When the Firesign Theatre asked, "How can you be in two places at once when you're not anywhere at all?" they probably weren't expecting an answer. But New Weird luminary China Miéville provides one in his unorthodox fantasy novel The City and the City.
This tale of two cities isn't about great world capitals hundreds of miles apart. True, Miéville's fictional Eastern European cities, Beszel and Ul Qoma, are in separate countries, but they're twin cities. Yet they're not next-door neighbors, a la Minneapolis/St. Paul. The city-states of mittel-European Beszel and Mideast-inflected Ul Qoma occupy the same patch of land.
This accident of geography has peculiar effects. One side of a street may be in Beszel, the other in Ul Qoma. Inhabitants of one city-state must "unsee" any person, automobile, etc., that is part of the other city-state. "Unseeing" is like not noticing the homeless person right in front of you. In Beszel and Ul Qoma, unseeing is the law. If you "breach"—acknowledge someone or something in the other city—then the mysterious government agency known as "Breach" disappears you. And where you go, no one knows.

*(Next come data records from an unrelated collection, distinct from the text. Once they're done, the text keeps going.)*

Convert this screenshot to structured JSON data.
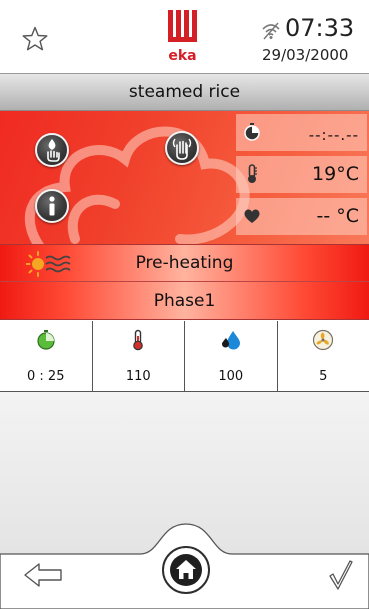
{
  "header": {
    "time": "07:33",
    "date": "29/03/2000",
    "brand": "eka",
    "favorite_icon": "star-outline-icon",
    "wifi_icon": "wifi-icon"
  },
  "recipe": {
    "title": "steamed rice"
  },
  "cooking": {
    "timer": "--:--.--",
    "chamber_temperature": "19°C",
    "core_temperature": "-- °C"
  },
  "status": {
    "label": "Pre-heating",
    "icon": "sun-heat-icon"
  },
  "phase": {
    "label": "Phase1"
  },
  "params": [
    {
      "name": "time",
      "icon": "timer-icon",
      "value": "0 : 25"
    },
    {
      "name": "temperature",
      "icon": "thermometer-icon",
      "value": "110"
    },
    {
      "name": "humidity",
      "icon": "water-drop-icon",
      "value": "100"
    },
    {
      "name": "fan",
      "icon": "fan-icon",
      "value": "5"
    }
  ],
  "footer": {
    "back_icon": "arrow-left-icon",
    "home_icon": "home-icon",
    "confirm_icon": "checkmark-icon"
  },
  "colors": {
    "accent_red": "#f02a22",
    "panel_light": "#ffc8b9",
    "title_bar": "#c9c9c9",
    "temp_icon_red": "#d0302a",
    "drop_blue": "#1e88d8",
    "timer_green": "#3c9a2e"
  }
}
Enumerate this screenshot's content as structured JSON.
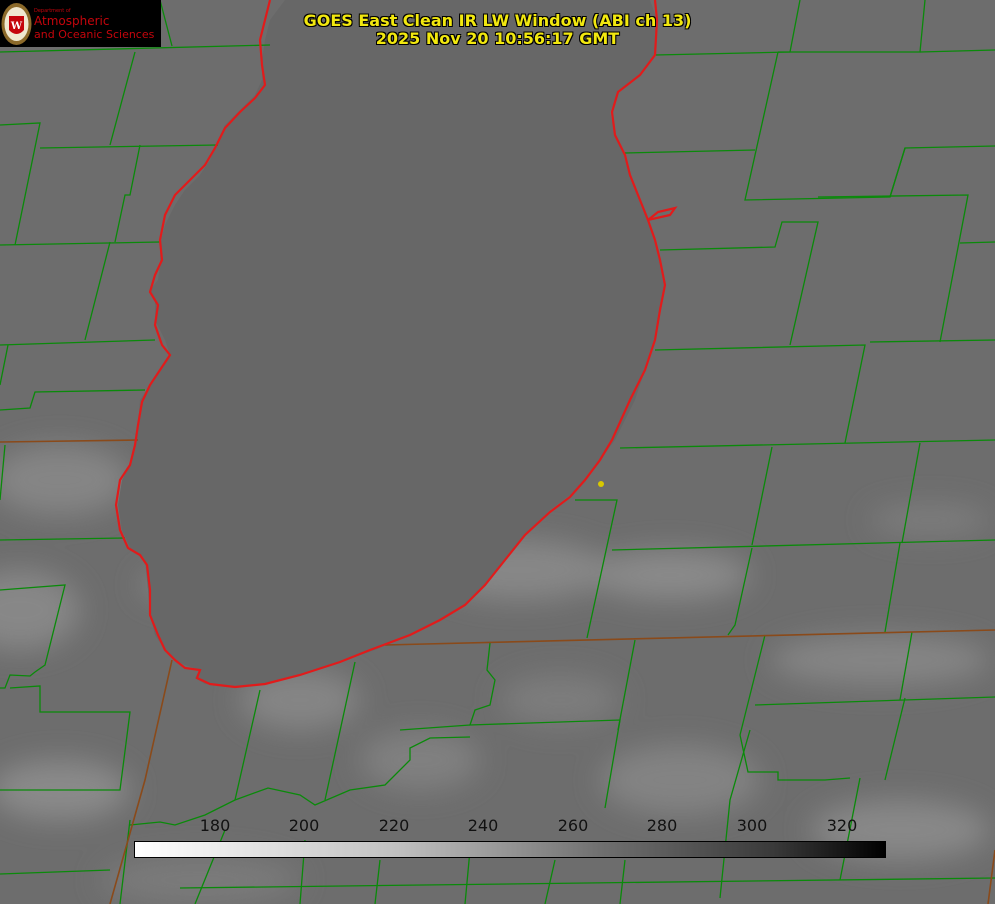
{
  "title": {
    "line1": "GOES East Clean IR LW Window (ABI ch 13)",
    "line2": "2025 Nov 20 10:56:17 GMT"
  },
  "logo": {
    "department": "Department of",
    "line1": "Atmospheric",
    "line2": "and Oceanic Sciences"
  },
  "colorbar": {
    "ticks": [
      "180",
      "200",
      "220",
      "240",
      "260",
      "280",
      "300",
      "320"
    ],
    "min_value": 162,
    "max_value": 330,
    "gradient": "white-to-black"
  },
  "colors": {
    "lake_outline": "#e11b1b",
    "county_lines": "#0a8a0a",
    "state_lines": "#8a4a1a",
    "title_text": "#f2e80f",
    "marker": "#d8c800"
  },
  "map": {
    "feature": "lake",
    "marker_present": true
  }
}
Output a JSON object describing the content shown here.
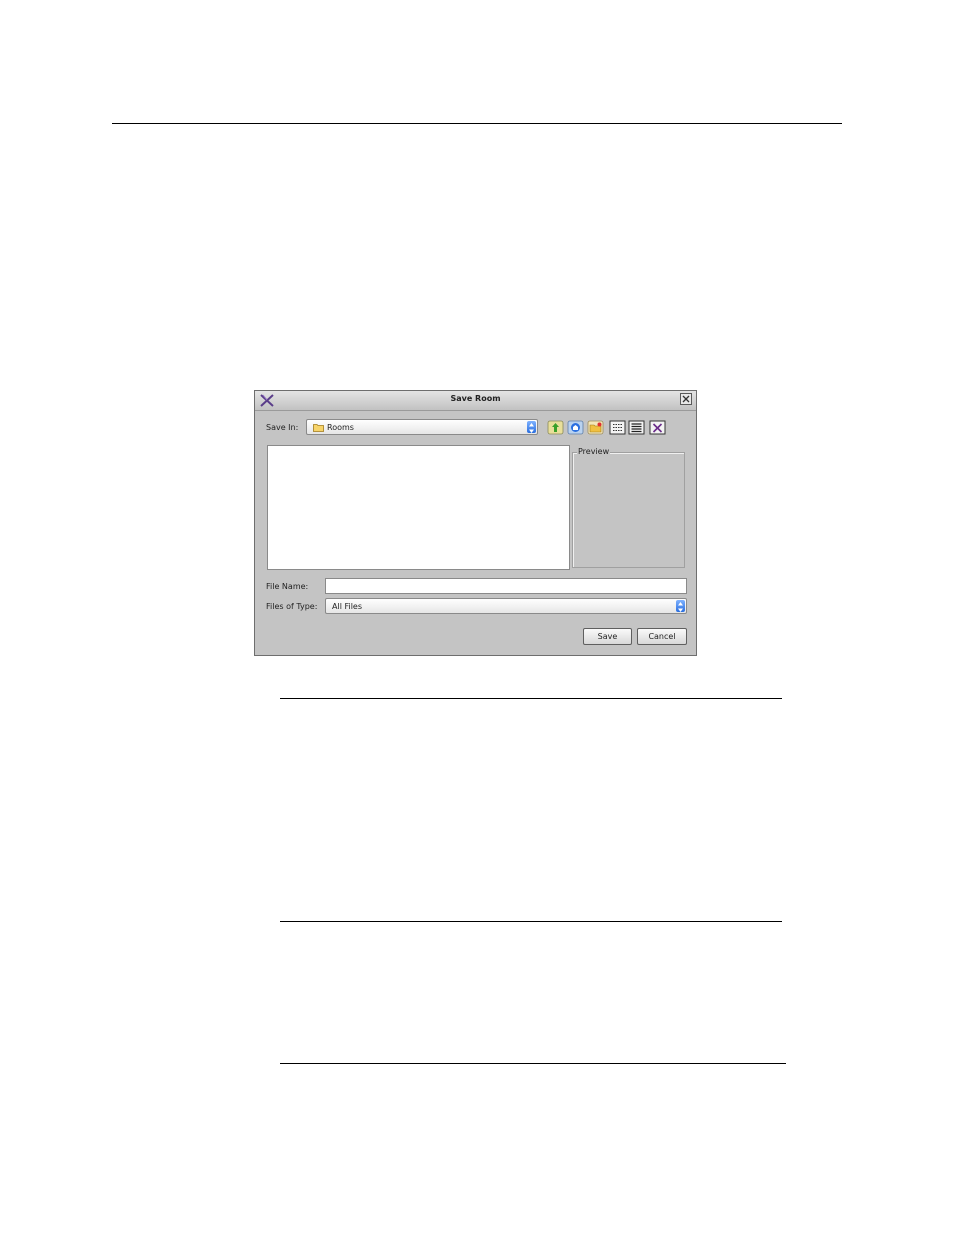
{
  "dialog": {
    "title": "Save Room",
    "save_in_label": "Save In:",
    "save_in_value": "Rooms",
    "preview_label": "Preview",
    "file_name_label": "File Name:",
    "file_name_value": "",
    "files_of_type_label": "Files of Type:",
    "files_of_type_value": "All Files",
    "save_button": "Save",
    "cancel_button": "Cancel"
  },
  "icons": {
    "app": "app-logo-icon",
    "close": "close-icon",
    "folder": "folder-icon",
    "up": "up-folder-icon",
    "home": "home-icon",
    "new_folder": "new-folder-icon",
    "list_view": "list-view-icon",
    "details_view": "details-view-icon",
    "delete": "delete-icon"
  },
  "colors": {
    "dialog_bg": "#c4c4c4",
    "spinner_blue": "#2a6fe0"
  }
}
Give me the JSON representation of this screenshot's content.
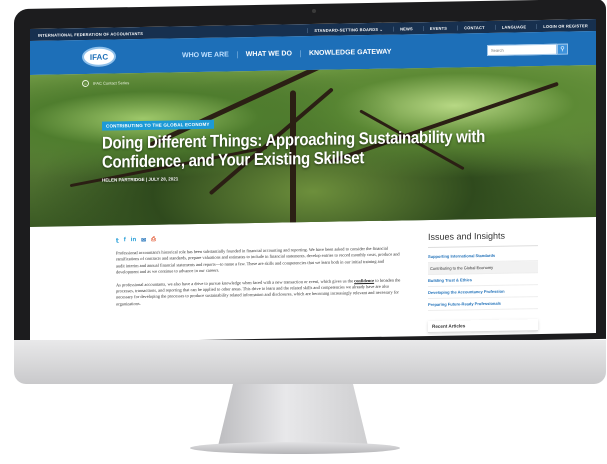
{
  "topbar": {
    "org": "INTERNATIONAL FEDERATION OF ACCOUNTANTS",
    "links": [
      "STANDARD-SETTING BOARDS ⌄",
      "NEWS",
      "EVENTS",
      "CONTACT",
      "LANGUAGE",
      "LOGIN OR REGISTER"
    ]
  },
  "nav": {
    "logo": "IFAC",
    "items": [
      "WHO WE ARE",
      "WHAT WE DO",
      "KNOWLEDGE GATEWAY"
    ],
    "search_placeholder": "Search"
  },
  "hero": {
    "breadcrumb": "IFAC Contact Series",
    "tag": "CONTRIBUTING TO THE GLOBAL ECONOMY",
    "title": "Doing Different Things: Approaching Sustainability with Confidence, and Your Existing Skillset",
    "byline": "HELEN PARTRIDGE | JULY 28, 2021"
  },
  "article": {
    "share_icons": [
      "twitter-icon",
      "facebook-icon",
      "linkedin-icon",
      "email-icon",
      "print-icon"
    ],
    "p1": "Professional accountant's historical role has been substantially founded in financial accounting and reporting. We have been asked to consider the financial ramifications of contracts and standards, prepare valuations and estimates to include in financial statements, develop entries to record monthly costs, produce and audit interim and annual financial statements and reports—to name a few. These are skills and competencies that we learn both in our initial training and development and as we continue to advance in our careers.",
    "p2_before": "As professional accountants, we also have a drive to pursue knowledge when faced with a new transaction or event, which gives us the ",
    "p2_link": "confidence",
    "p2_after": " to broaden the processes, transactions, and reporting that can be applied to other areas. This drive to learn and the related skills and competencies we already have are also necessary for developing the processes to produce sustainability related information and disclosures, which are becoming increasingly relevant and necessary for organizations."
  },
  "sidebar": {
    "heading": "Issues and Insights",
    "items": [
      "Supporting International Standards",
      "Contributing to the Global Economy",
      "Building Trust & Ethics",
      "Developing the Accountancy Profession",
      "Preparing Future-Ready Professionals"
    ],
    "recent": "Recent Articles"
  }
}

Inspector Tyador Borlú of Beszel's Extreme Crime Squad isn't worried about breaching when he starts investigating the murder of an American grad student who was killed in Ul Qoma and whose body was dumped in Beszel. Connected to political radicals, Mahalia Geary held a divisive belief: that there is a third city, Orciny, located in the interstices between Beszel and Ul Qoma, which secretly controls Beszel and Ul Qoma and doesn't want to be found. As Borlú crosses over to Ul Qoma, he realizes he must find Orciny, even if the effort will get him killed or worse—and even if Orciny doesn't exist.
The City and the City blends numerous influences: the police procedural, the Ruritanian or Orsinian imaginary-country fantasy, the paranoid Cold War novel, Jorge Luis Borges, hard-boiled detective fiction, 1984, Neil Gaiman, Franz Kafka, Philip K. Dick and the conspiracy thriller. It takes enormous talent, intelligence and chutzpah to pull off a genre-bender this ambitious. But Miéville succeeds, creating a novel that is distinctly his own, even as it avoids much overt resemblance to his previous fiction.

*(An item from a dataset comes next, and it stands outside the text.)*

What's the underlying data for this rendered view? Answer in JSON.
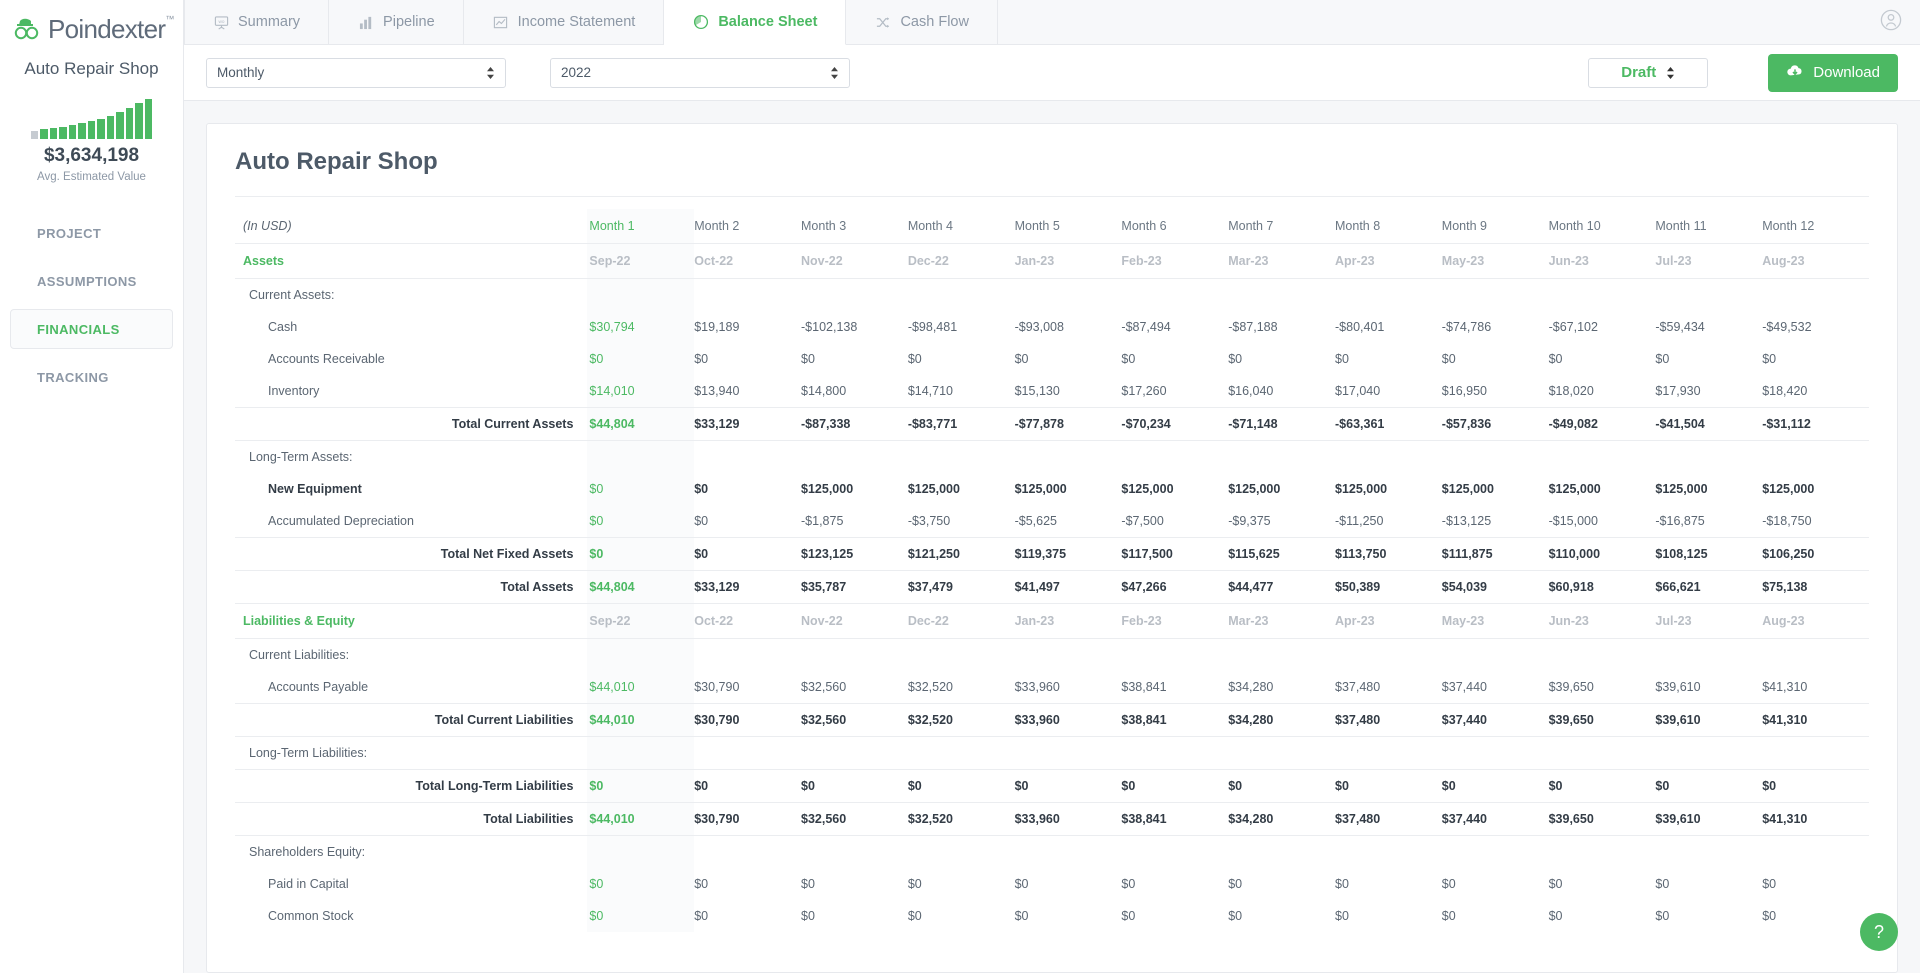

This isn't to say The City and the City is perfect. The first and second acts move too slowly, while the concluding act is too rushed and, in terms of Borlú's fate, not exactly a surprise. Also, the novel adheres too closely to the tired mystery/suspense convention in which the few female characters are victims or helpmeets. And if you require magic in your fantasy, well, this ain't your cup of tea.

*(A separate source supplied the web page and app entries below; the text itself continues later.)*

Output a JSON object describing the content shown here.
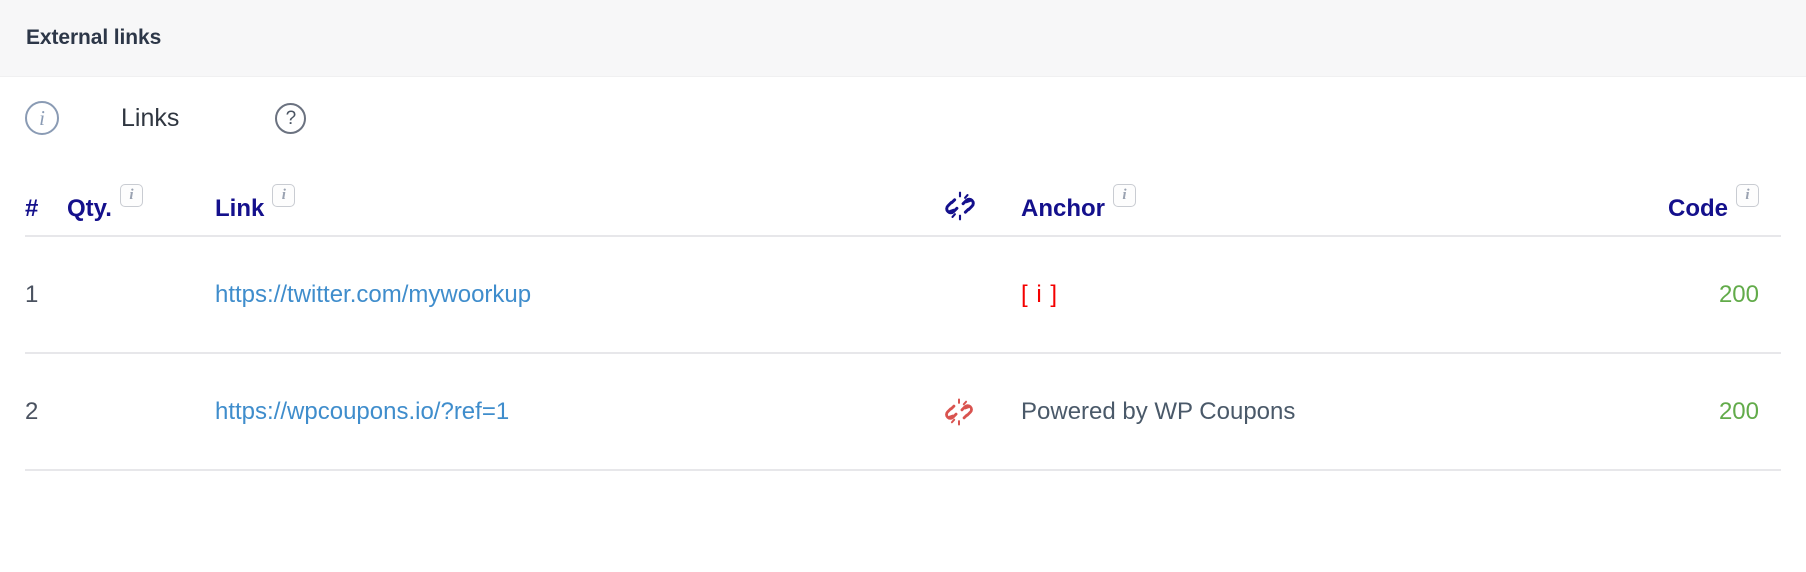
{
  "card": {
    "title": "External links"
  },
  "subheader": {
    "info_icon": "info-circle-icon",
    "label": "Links",
    "help_icon": "help-circle-icon",
    "help_glyph": "?",
    "info_glyph": "i"
  },
  "table": {
    "columns": [
      {
        "key": "num",
        "label": "#",
        "has_info_badge": false
      },
      {
        "key": "qty",
        "label": "Qty.",
        "has_info_badge": true
      },
      {
        "key": "link",
        "label": "Link",
        "has_info_badge": true
      },
      {
        "key": "status",
        "label": "",
        "has_info_badge": false,
        "icon": "broken-link-icon"
      },
      {
        "key": "anchor",
        "label": "Anchor",
        "has_info_badge": true
      },
      {
        "key": "code",
        "label": "Code",
        "has_info_badge": true
      }
    ],
    "badge_glyph": "i",
    "rows": [
      {
        "num": "1",
        "qty": "",
        "link": "https://twitter.com/mywoorkup",
        "status_icon": "none",
        "anchor": "[ i ]",
        "anchor_state": "missing",
        "code": "200"
      },
      {
        "num": "2",
        "qty": "",
        "link": "https://wpcoupons.io/?ref=1",
        "status_icon": "broken-link-icon",
        "anchor": "Powered by WP Coupons",
        "anchor_state": "normal",
        "code": "200"
      }
    ]
  },
  "colors": {
    "header_bar_bg": "#f7f7f8",
    "title_text": "#2d3748",
    "column_header_text": "#14108c",
    "link_text": "#3f8dcc",
    "anchor_text": "#4a5969",
    "missing_anchor_text": "#f40000",
    "code_text": "#62ab4a",
    "broken_link_header_icon": "#14108c",
    "broken_link_row_icon": "#d9534f",
    "divider": "#e7e7ea"
  }
}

But The City and the City is one of the best fantasy novels of 2009.